### INSTRUCTIONS FOR THE TASK
Pictures stay out; everything else in the records below gets copied exactly.

### DATA FOR ANALYSIS
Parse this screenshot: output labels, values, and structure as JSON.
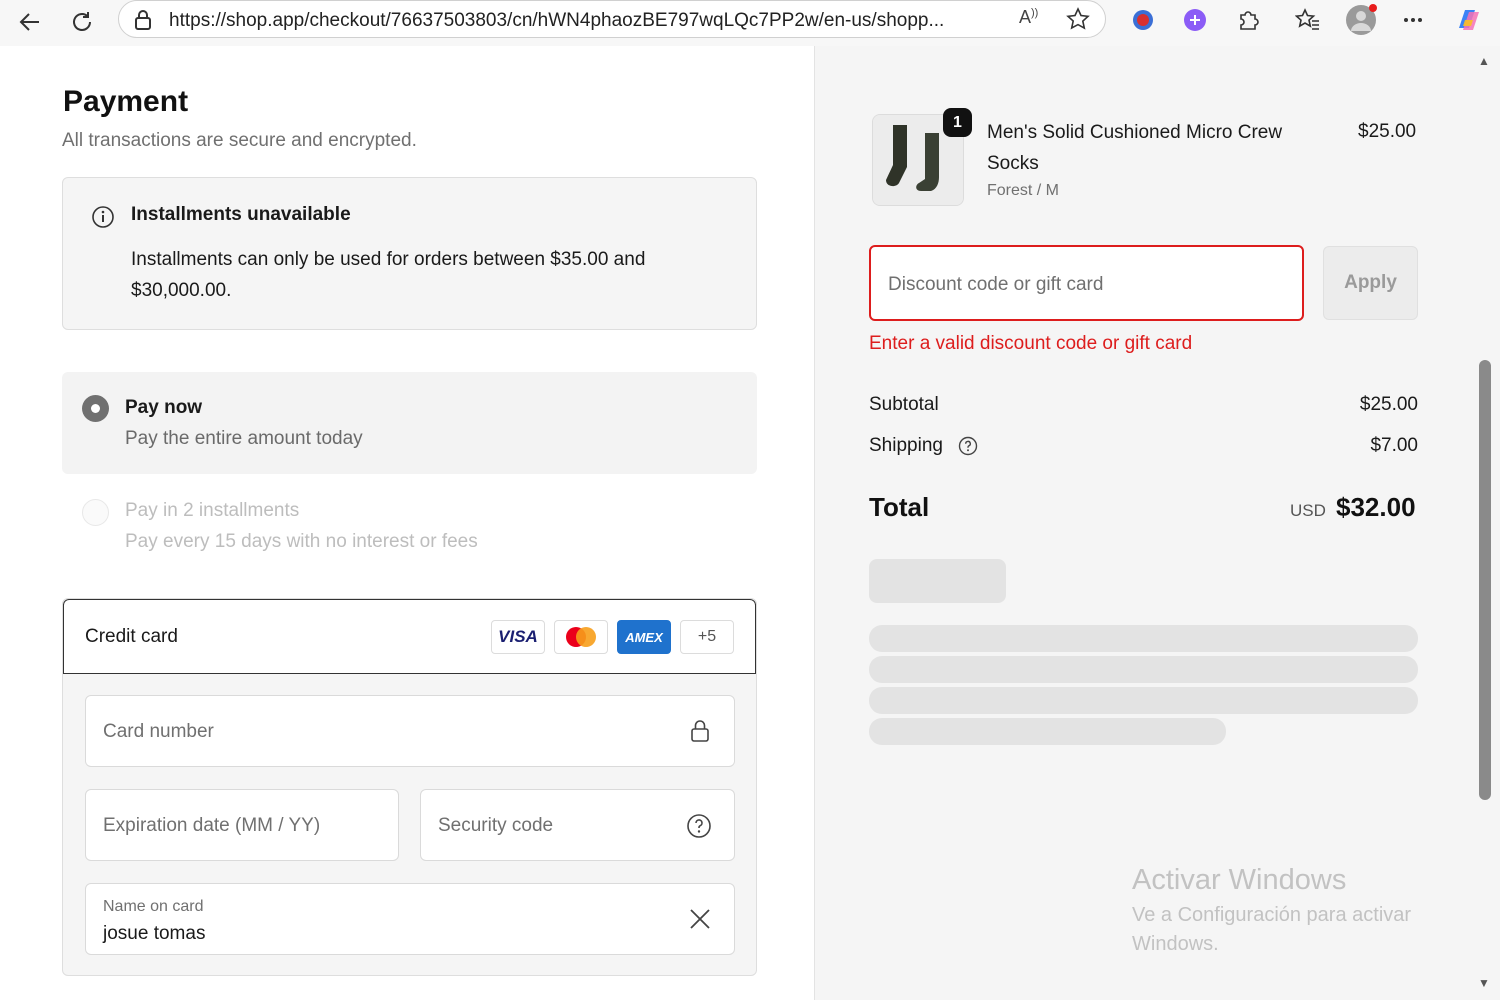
{
  "browser": {
    "url": "https://shop.app/checkout/76637503803/cn/hWN4phaozBE797wqLQc7PP2w/en-us/shopp...",
    "read_aloud": "A⁾"
  },
  "payment": {
    "title": "Payment",
    "subtitle": "All transactions are secure and encrypted.",
    "notice_title": "Installments unavailable",
    "notice_body": "Installments can only be used for orders between $35.00 and $30,000.00.",
    "options": [
      {
        "title": "Pay now",
        "desc": "Pay the entire amount today",
        "selected": true
      },
      {
        "title": "Pay in 2 installments",
        "desc": "Pay every 15 days with no interest or fees",
        "selected": false
      }
    ],
    "credit_card": {
      "label": "Credit card",
      "brands": [
        "VISA",
        "",
        "AMEX",
        "+5"
      ],
      "card_number_placeholder": "Card number",
      "expiration_placeholder": "Expiration date (MM / YY)",
      "security_placeholder": "Security code",
      "name_label": "Name on card",
      "name_value": "josue tomas"
    }
  },
  "summary": {
    "product": {
      "name": "Men's Solid Cushioned Micro Crew Socks",
      "variant": "Forest / M",
      "price": "$25.00",
      "quantity": "1"
    },
    "discount_placeholder": "Discount code or gift card",
    "apply_label": "Apply",
    "discount_error": "Enter a valid discount code or gift card",
    "subtotal_label": "Subtotal",
    "subtotal_value": "$25.00",
    "shipping_label": "Shipping",
    "shipping_value": "$7.00",
    "total_label": "Total",
    "total_currency": "USD",
    "total_value": "$32.00"
  },
  "watermark": {
    "line1": "Activar Windows",
    "line2": "Ve a Configuración para activar Windows."
  },
  "colors": {
    "error": "#dd1d1d",
    "amex": "#1f72cd",
    "visa": "#1a1f71"
  }
}
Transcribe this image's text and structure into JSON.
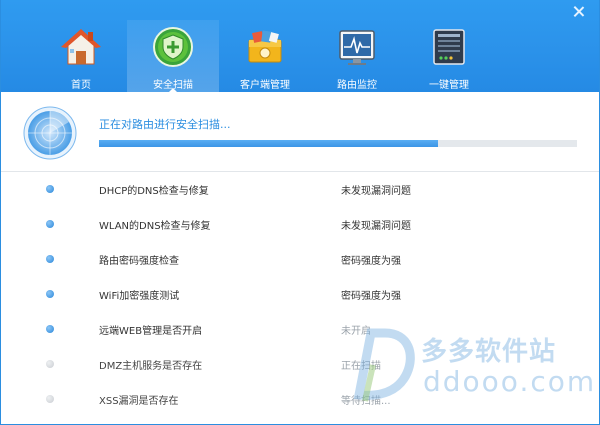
{
  "window": {
    "close_icon": "close-icon"
  },
  "nav": {
    "items": [
      {
        "label": "首页",
        "icon": "home-icon",
        "active": false
      },
      {
        "label": "安全扫描",
        "icon": "shield-plus-icon",
        "active": true
      },
      {
        "label": "客户端管理",
        "icon": "toolbox-icon",
        "active": false
      },
      {
        "label": "路由监控",
        "icon": "monitor-pulse-icon",
        "active": false
      },
      {
        "label": "一键管理",
        "icon": "router-panel-icon",
        "active": false
      }
    ]
  },
  "scan": {
    "status_text": "正在对路由进行安全扫描...",
    "progress_percent": 71,
    "radar_icon": "radar-icon",
    "accent_color": "#2b8ee0"
  },
  "items": [
    {
      "name": "DHCP的DNS检查与修复",
      "result": "未发现漏洞问题",
      "state": "done"
    },
    {
      "name": "WLAN的DNS检查与修复",
      "result": "未发现漏洞问题",
      "state": "done"
    },
    {
      "name": "路由密码强度检查",
      "result": "密码强度为强",
      "state": "done"
    },
    {
      "name": "WiFi加密强度测试",
      "result": "密码强度为强",
      "state": "done"
    },
    {
      "name": "远端WEB管理是否开启",
      "result": "未开启",
      "state": "done"
    },
    {
      "name": "DMZ主机服务是否存在",
      "result": "正在扫描",
      "state": "pending"
    },
    {
      "name": "XSS漏洞是否存在",
      "result": "等待扫描...",
      "state": "pending"
    }
  ],
  "watermark": {
    "text_cn": "多多软件站",
    "text_en": "ddooo.com"
  }
}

### TASK RESULT
Parse this screenshot: output labels, values, and structure as JSON.
{
  "browser": {
    "url": "https://shop.app/checkout/76637503803/cn/hWN4phaozBE797wqLQc7PP2w/en-us/shopp...",
    "read_aloud": "A⁾"
  },
  "payment": {
    "title": "Payment",
    "subtitle": "All transactions are secure and encrypted.",
    "notice_title": "Installments unavailable",
    "notice_body": "Installments can only be used for orders between $35.00 and $30,000.00.",
    "options": [
      {
        "title": "Pay now",
        "desc": "Pay the entire amount today",
        "selected": true
      },
      {
        "title": "Pay in 2 installments",
        "desc": "Pay every 15 days with no interest or fees",
        "selected": false
      }
    ],
    "credit_card": {
      "label": "Credit card",
      "brands": [
        "VISA",
        "",
        "AMEX",
        "+5"
      ],
      "card_number_placeholder": "Card number",
      "expiration_placeholder": "Expiration date (MM / YY)",
      "security_placeholder": "Security code",
      "name_label": "Name on card",
      "name_value": "josue tomas"
    }
  },
  "summary": {
    "product": {
      "name": "Men's Solid Cushioned Micro Crew Socks",
      "variant": "Forest / M",
      "price": "$25.00",
      "quantity": "1"
    },
    "discount_placeholder": "Discount code or gift card",
    "apply_label": "Apply",
    "discount_error": "Enter a valid discount code or gift card",
    "subtotal_label": "Subtotal",
    "subtotal_value": "$25.00",
    "shipping_label": "Shipping",
    "shipping_value": "$7.00",
    "total_label": "Total",
    "total_currency": "USD",
    "total_value": "$32.00"
  },
  "watermark": {
    "line1": "Activar Windows",
    "line2": "Ve a Configuración para activar Windows."
  },
  "colors": {
    "error": "#dd1d1d",
    "amex": "#1f72cd",
    "visa": "#1a1f71"
  }
}
Transcribe this image's text and structure into JSON.
{
  "window": {
    "close_icon": "close-icon"
  },
  "nav": {
    "items": [
      {
        "label": "首页",
        "icon": "home-icon",
        "active": false
      },
      {
        "label": "安全扫描",
        "icon": "shield-plus-icon",
        "active": true
      },
      {
        "label": "客户端管理",
        "icon": "toolbox-icon",
        "active": false
      },
      {
        "label": "路由监控",
        "icon": "monitor-pulse-icon",
        "active": false
      },
      {
        "label": "一键管理",
        "icon": "router-panel-icon",
        "active": false
      }
    ]
  },
  "scan": {
    "status_text": "正在对路由进行安全扫描...",
    "progress_percent": 71,
    "radar_icon": "radar-icon",
    "accent_color": "#2b8ee0"
  },
  "items": [
    {
      "name": "DHCP的DNS检查与修复",
      "result": "未发现漏洞问题",
      "state": "done"
    },
    {
      "name": "WLAN的DNS检查与修复",
      "result": "未发现漏洞问题",
      "state": "done"
    },
    {
      "name": "路由密码强度检查",
      "result": "密码强度为强",
      "state": "done"
    },
    {
      "name": "WiFi加密强度测试",
      "result": "密码强度为强",
      "state": "done"
    },
    {
      "name": "远端WEB管理是否开启",
      "result": "未开启",
      "state": "done"
    },
    {
      "name": "DMZ主机服务是否存在",
      "result": "正在扫描",
      "state": "pending"
    },
    {
      "name": "XSS漏洞是否存在",
      "result": "等待扫描...",
      "state": "pending"
    }
  ],
  "watermark": {
    "text_cn": "多多软件站",
    "text_en": "ddooo.com"
  }
}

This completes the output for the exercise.